» Data:
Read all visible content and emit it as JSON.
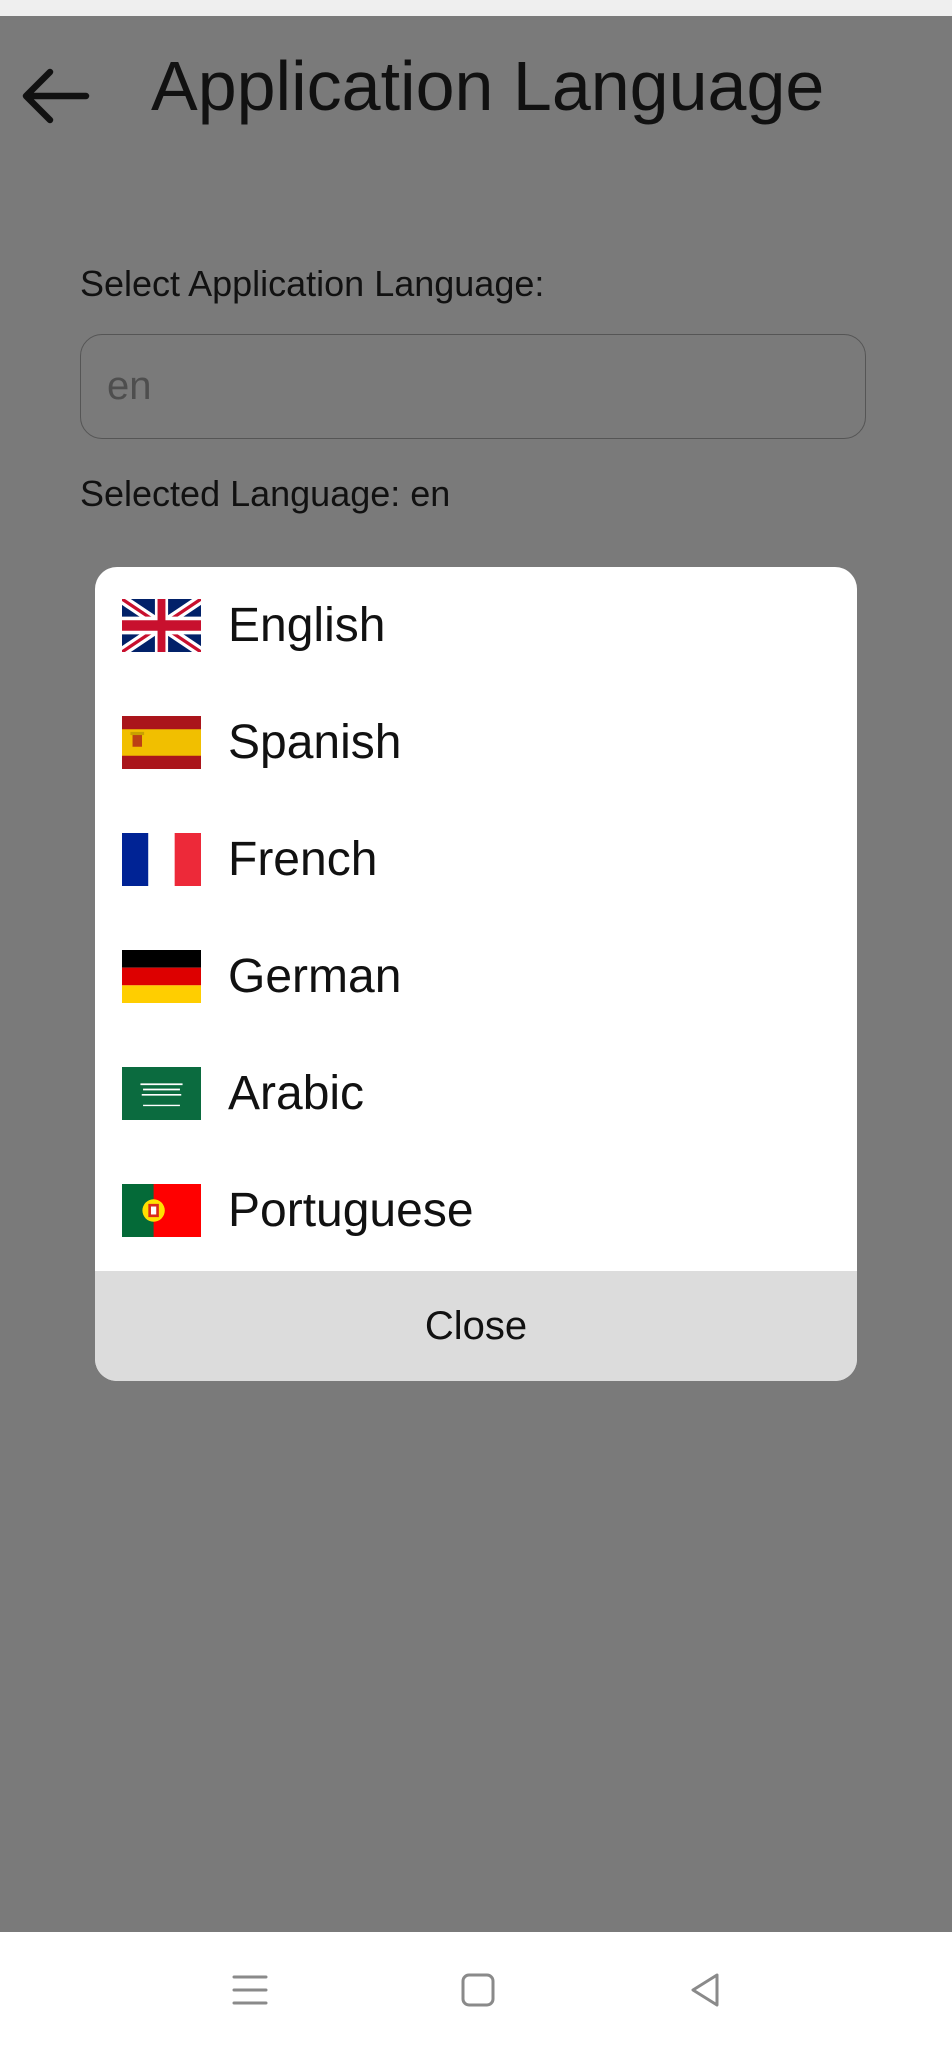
{
  "header": {
    "title": "Application Language",
    "back_icon": "arrow-left-icon"
  },
  "form": {
    "select_label": "Select Application Language:",
    "input_value": "en",
    "selected_prefix": "Selected Language: ",
    "selected_value": "en"
  },
  "dialog": {
    "languages": [
      {
        "name": "English",
        "flag_icon": "uk-flag-icon"
      },
      {
        "name": "Spanish",
        "flag_icon": "spain-flag-icon"
      },
      {
        "name": "French",
        "flag_icon": "france-flag-icon"
      },
      {
        "name": "German",
        "flag_icon": "germany-flag-icon"
      },
      {
        "name": "Arabic",
        "flag_icon": "saudi-arabia-flag-icon"
      },
      {
        "name": "Portuguese",
        "flag_icon": "portugal-flag-icon"
      }
    ],
    "close_label": "Close"
  },
  "nav": {
    "icons": [
      "menu-icon",
      "home-square-icon",
      "back-triangle-icon"
    ]
  },
  "colors": {
    "overlay": "#7a7a7a",
    "dialog_bg": "#ffffff",
    "close_bg": "#dcdcdc",
    "nav_bg": "#ffffff"
  }
}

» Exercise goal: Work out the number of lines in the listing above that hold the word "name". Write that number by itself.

» Answer for this exercise: 6